New maternal and newborn health research has revealed inhaled glucocorticoids used for the treatment of asthma during pregnancy do not lead to an increased risk of diseases among babies.
The study assessed 65,085 mother-child pairs from the Danish National Birth Cohort and the findings were published in the online edition of the American Thoracic Society's American Journal of Respiratory and Critical Care Medicine.
Marion Tegethoff, PhD, associate faculty member in clinical psychology and psychiatry at the University of Basel in Switzerland, explained if mothers used inhaled glucocorticoids during their pregnancy they did not lead to an increased risk of the majority of early childhood diseases.

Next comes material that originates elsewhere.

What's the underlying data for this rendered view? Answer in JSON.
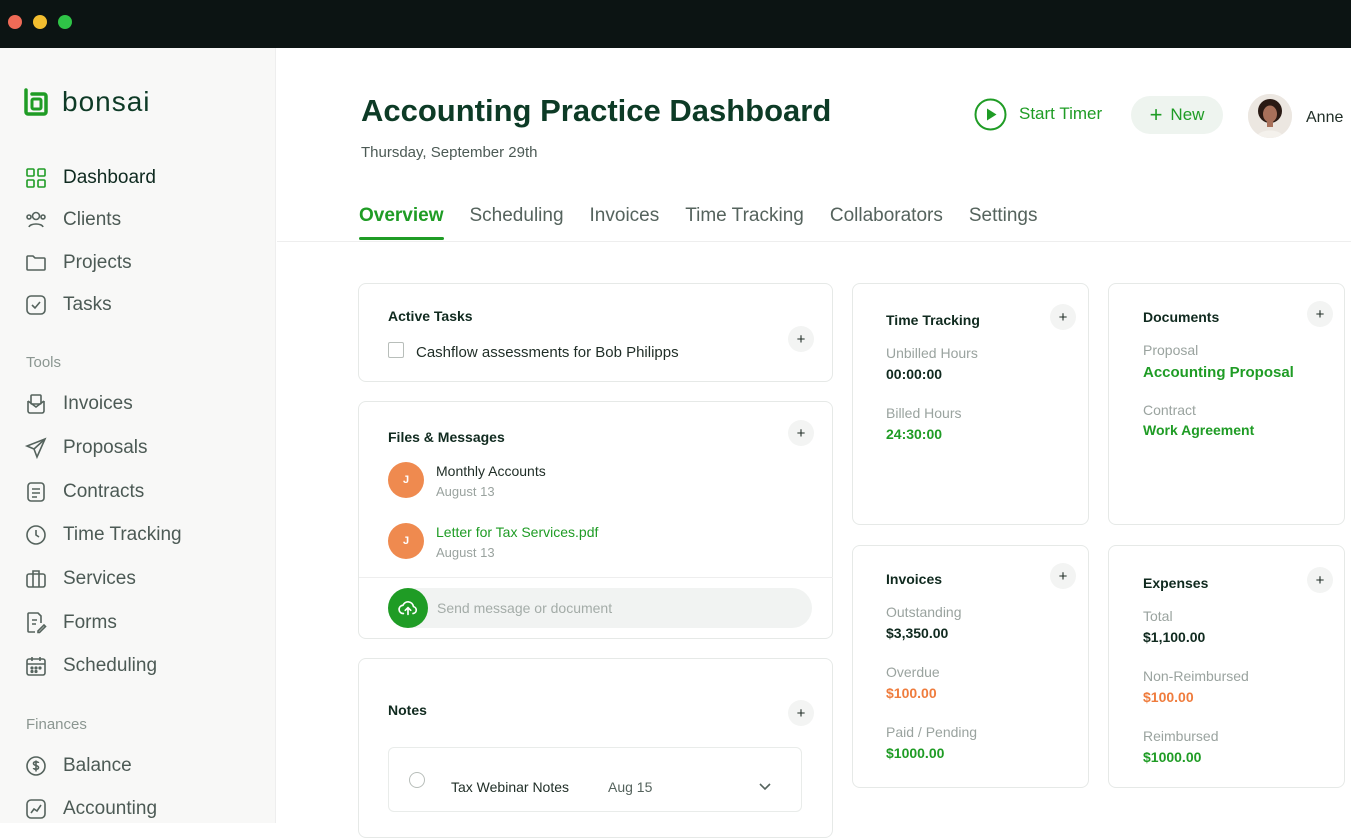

However, it was found to be a risk factor for endocrine and metabolic disorders.
Associate faculty member in clinical psychology and epidemiology at the University of Basel Gunther Meinlschmidt, PhD, added: "While our results support the use of these widely used asthma treatments during pregnancy, their effect on endocrine and metabolic disturbances during childhood merits further study.
This comes after a team lead by Rodrigo Ruano of the Faculdade de Medicina da Universidade de Sao Paulo in Brazil discovered fetal tracheal occlusion can improve infant survival rates among those suffering from congenital diaphragmatic hernia.
Posted by David Smith
World Congress 2015